Documents will also be a give-away - if the seller is reluctant to show receipts or the chassis number plate has been removed, you would be right to be suspicious and walk away from the offer.
Check the CRiS number. This can be found on the chassis of the caravan and should have documentation to match. Make a note of the 17 digit vehicle ID and check in with the CRiS hotline (01722 411430). CRiS will be able to tell you the back ground of the caravan and whether the seller is the legitimate owner.
What condition is the caravan in?
Specification - As with anything, you get what you pay for. As you're looking around a caravan, ask yourself, am I getting a high enough spec for my money. Also be sure to check the user manual for the original spec of the caravan to establish which items have been added by previous owners. If items have been added, be sure to check how well they have been installed. You don't want to have to put right someone else's shoddy workmanship.
Are spare parts and servicing readily available? - If you're buying an older model of caravan you'll want to check that spare parts are still stocked by repairers. Older caravans are more likely to develop faults and could be tricky to fix especially if the manufacturer no longer makes that model. Even simple items such as hinges and catches on cupboards can be a major inconvenience to replace if they fail.
Does everything work? - High end caravans are likely to have a large amount of mod cons. It's best to check that everything works before you take the caravan off the hands of the seller. Remember, you must prove that any faults you find after purchasing your caravan were there before you took it away. If you cannot prove this or if you have missed the six month window, you will have to repair these faults yourself and the seller will not be legally obligated to fix them free of charge. Similarly, if the seller brings a fault to your attention and you decide to buy any way, the seller will not be obligated to fix these faults. As previously mentioned, also make sure you check any DIY jobs to ensure the workmanship is of a satisfactory quality.

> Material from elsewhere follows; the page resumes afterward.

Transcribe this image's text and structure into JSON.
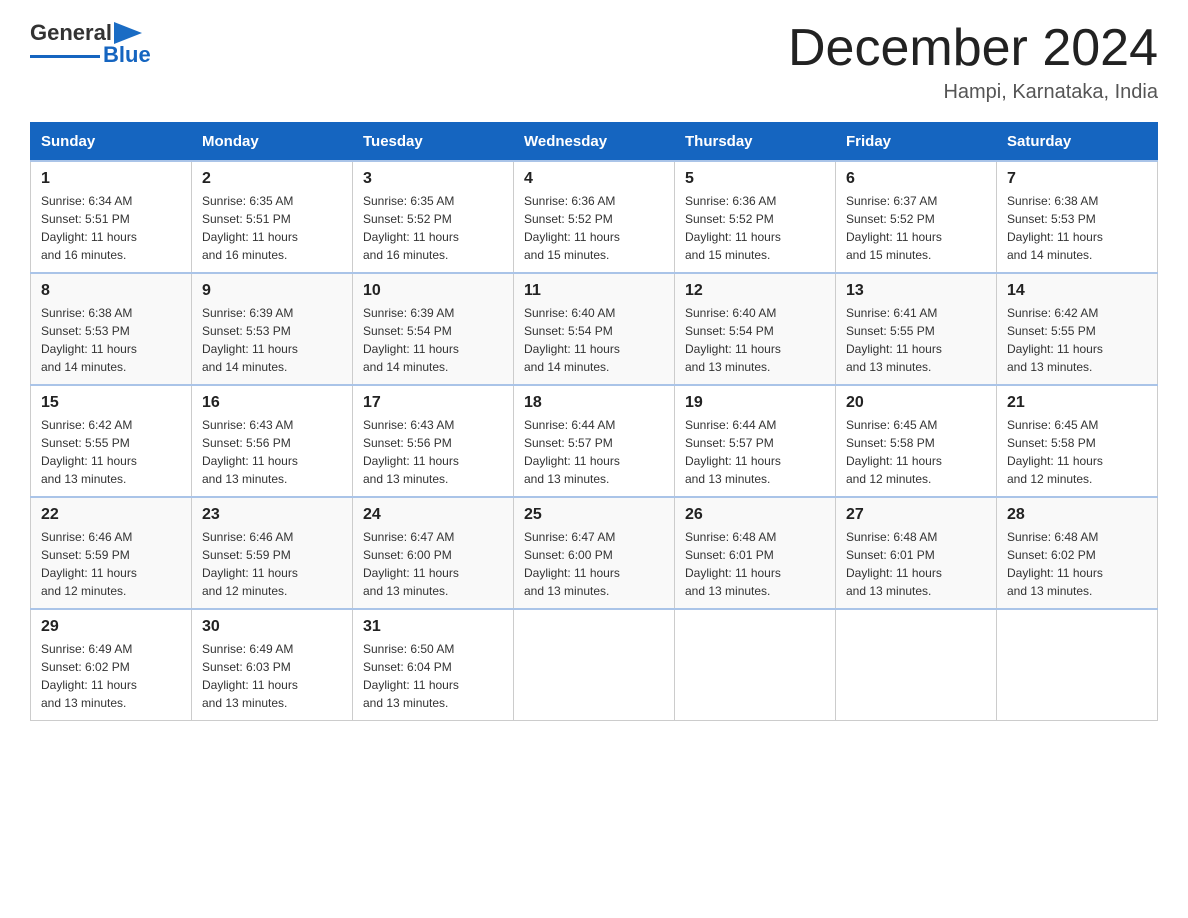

Is it easy to live with? - Buying a caravan can be a big investment. You therefore want your caravan to be with you for a long time. In keeping with this idea, you should always check how easy your caravan is to live with. For example, how easy is it to make up the bed? Are the water and waste connections easy to get to? Are there enough work surfaces in the kitchen? Don't be afraid to ask the seller to demonstrate any of these things to enable you to get a clear idea of what you're going to be dealing with.
The awning - This can be an essential part of your caravan. Ask the seller how easy it is to erect and how many it sleeps. Also be sure to check all the relevant components are present. Missing a pole or guy rope can be very frustrating!
Is it watertight? - This may sound like an obvious question but some older caravans may be prone to dampness and the occasional leak. The most accurate way to measure this would be using a moisture meter. One of these can be purchased from any good DIY shop for around £20. Check around any water tight appliances such as the sink to make sure the seals are not rotten and that there is no moisture in the surrounding areas. Also check inside surrounding cupboards and bed lockers to see if any of the wood is swollen or soft through moisture/rot.
Some 25,000 new caravans come on to the UK market year on year. But if you look hard enough you can find a peach without the inflated price of buying brand new. On the flip side, make sure you do your research to make sure you don't end up with a horror show!
Also be sure to check if your touring caravan insurance covers you for the caravan's "market value". If you're caravan is second hand and a little older, insuring at market value means you may save yourself some money as you won't be insuring at the higher "as new" value.